The art of Curtis Jones, assistant professor of printmaking at the University of Oklahoma in Norman, OK has maintained a fairly steady course since the early 1990s. His initial influences were psychedelia, punk rock, surrealism, and outsider art. These evolved alongside interests (and studies) in printmaking, paper craft, decoration, and pattern design. Throughout this evolution there has always been a desire to make work that belies and transcends the simplicity of the materials and techniques from which it is created.

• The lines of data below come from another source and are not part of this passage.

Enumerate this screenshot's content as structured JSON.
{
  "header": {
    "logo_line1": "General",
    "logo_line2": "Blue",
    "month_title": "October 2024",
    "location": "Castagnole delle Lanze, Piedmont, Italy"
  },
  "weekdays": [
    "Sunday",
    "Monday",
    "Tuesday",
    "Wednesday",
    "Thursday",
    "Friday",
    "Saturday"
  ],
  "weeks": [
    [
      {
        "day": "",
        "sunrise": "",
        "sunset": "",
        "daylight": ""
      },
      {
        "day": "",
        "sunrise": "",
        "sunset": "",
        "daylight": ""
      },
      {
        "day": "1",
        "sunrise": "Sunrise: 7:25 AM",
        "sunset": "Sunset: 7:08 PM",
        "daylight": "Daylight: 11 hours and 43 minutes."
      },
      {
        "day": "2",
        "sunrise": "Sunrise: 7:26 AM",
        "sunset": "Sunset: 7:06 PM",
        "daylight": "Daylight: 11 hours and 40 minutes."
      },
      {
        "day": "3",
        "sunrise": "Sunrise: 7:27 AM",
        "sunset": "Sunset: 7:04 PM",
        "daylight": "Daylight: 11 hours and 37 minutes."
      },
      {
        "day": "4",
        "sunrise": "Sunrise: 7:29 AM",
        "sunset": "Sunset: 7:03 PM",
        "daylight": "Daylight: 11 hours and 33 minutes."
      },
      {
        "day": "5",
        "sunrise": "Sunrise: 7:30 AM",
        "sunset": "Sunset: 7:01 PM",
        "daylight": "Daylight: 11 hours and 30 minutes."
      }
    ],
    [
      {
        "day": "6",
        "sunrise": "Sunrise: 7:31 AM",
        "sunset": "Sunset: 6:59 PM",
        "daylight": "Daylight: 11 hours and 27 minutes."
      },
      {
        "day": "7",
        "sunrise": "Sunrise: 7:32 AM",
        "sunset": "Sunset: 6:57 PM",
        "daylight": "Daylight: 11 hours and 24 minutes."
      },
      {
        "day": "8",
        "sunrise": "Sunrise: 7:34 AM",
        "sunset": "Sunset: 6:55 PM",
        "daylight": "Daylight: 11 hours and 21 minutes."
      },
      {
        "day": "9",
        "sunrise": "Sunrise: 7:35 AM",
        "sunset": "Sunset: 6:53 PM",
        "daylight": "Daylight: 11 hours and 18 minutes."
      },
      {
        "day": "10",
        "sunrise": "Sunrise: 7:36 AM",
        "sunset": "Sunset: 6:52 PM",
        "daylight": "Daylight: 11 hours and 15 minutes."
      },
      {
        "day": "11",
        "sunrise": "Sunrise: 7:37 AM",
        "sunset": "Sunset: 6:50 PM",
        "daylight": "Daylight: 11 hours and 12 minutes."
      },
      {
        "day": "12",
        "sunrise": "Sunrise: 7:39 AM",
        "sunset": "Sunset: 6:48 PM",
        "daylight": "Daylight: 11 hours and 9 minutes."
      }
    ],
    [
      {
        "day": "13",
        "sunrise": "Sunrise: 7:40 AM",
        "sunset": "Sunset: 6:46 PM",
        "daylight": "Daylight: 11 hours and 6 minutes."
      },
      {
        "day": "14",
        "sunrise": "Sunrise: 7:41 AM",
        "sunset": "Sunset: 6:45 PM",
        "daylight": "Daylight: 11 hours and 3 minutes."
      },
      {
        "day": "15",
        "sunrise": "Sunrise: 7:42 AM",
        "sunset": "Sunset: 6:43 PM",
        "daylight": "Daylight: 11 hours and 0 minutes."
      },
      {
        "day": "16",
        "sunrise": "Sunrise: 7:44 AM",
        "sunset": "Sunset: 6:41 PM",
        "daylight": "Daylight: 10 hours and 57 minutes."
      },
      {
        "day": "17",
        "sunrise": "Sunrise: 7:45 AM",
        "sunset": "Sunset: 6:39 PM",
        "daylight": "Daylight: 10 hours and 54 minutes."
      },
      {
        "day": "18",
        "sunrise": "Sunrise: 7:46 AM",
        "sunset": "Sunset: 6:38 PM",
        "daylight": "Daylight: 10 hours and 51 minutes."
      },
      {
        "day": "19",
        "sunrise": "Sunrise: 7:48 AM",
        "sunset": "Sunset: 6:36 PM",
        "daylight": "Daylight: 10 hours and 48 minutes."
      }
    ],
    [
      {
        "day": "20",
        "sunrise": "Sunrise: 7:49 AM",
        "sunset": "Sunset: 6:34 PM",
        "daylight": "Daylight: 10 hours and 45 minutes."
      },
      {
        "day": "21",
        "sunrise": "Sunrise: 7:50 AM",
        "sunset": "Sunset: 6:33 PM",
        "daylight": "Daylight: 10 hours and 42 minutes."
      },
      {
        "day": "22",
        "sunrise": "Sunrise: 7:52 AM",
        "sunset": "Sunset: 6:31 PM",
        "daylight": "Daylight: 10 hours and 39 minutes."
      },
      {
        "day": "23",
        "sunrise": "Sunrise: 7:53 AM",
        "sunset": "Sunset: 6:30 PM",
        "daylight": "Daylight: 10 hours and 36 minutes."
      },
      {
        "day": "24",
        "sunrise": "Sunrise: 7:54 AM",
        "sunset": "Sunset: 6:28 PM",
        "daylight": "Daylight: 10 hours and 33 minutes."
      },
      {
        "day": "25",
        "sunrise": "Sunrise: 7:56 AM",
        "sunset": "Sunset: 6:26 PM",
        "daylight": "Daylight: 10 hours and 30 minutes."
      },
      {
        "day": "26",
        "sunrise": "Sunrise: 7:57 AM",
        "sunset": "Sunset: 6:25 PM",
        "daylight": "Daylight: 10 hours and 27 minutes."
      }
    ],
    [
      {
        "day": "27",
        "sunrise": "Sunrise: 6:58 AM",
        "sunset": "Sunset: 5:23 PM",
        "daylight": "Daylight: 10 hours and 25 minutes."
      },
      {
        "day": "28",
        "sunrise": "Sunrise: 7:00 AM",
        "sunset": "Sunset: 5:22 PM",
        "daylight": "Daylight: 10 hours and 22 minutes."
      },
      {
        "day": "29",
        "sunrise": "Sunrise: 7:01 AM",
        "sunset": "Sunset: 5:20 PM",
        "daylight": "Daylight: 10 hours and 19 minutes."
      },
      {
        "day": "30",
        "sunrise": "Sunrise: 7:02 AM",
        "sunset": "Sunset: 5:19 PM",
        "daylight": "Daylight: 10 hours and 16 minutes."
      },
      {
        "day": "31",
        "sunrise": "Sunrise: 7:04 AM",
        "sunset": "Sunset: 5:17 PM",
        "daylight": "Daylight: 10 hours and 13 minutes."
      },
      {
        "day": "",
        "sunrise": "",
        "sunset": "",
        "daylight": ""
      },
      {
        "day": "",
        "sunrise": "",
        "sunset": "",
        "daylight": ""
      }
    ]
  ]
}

The exhibition in The Gallery at Pioneer Bluffs, ‘Boxes of Soap’, focuses on work he has done with some form of political component to it. “I don’t consider any of this work to be activist in nature or intent. I still look at politics with the curious (and frequently befuddled) eye of an outsider.” Politics fascinate Jones in spite of the detachment he feels from them. The detachment is probably a reaction to the utter helplessness he feels when he contemplates the subject. The two related bodies of work Ol’ MacDonnell and Wings and Preyers are explorations of some of these tensions.
Thousands of miniature hats
The initial inspiration behind creating the installation Making Light with Things on show at Pioneer Bluffs was the artist’s mother. “She always led with her sense of humor and used it as a salve whenever difficult situations presented themselves. In this case, the difficulty was the Iraq War, coupled with my frustration over feeling so disconnected from it and the forces that created it. The salve came in the form of thousands of miniature, hand printed and constructed, party hats. I used them to construct portraits of the American soldiers who were killed on my birthday during the duration of the Iraq war.”
Jones says, “As a side note, this piece has actually created the connection to the war I was lacking. Several friends and family members of soldiers I depicted in this series have contacted me to inquire about the work and express their appreciation. I was surprised by how emotional I felt the first time this happened and have difficulty expressing the amount of respect I feel for these people.”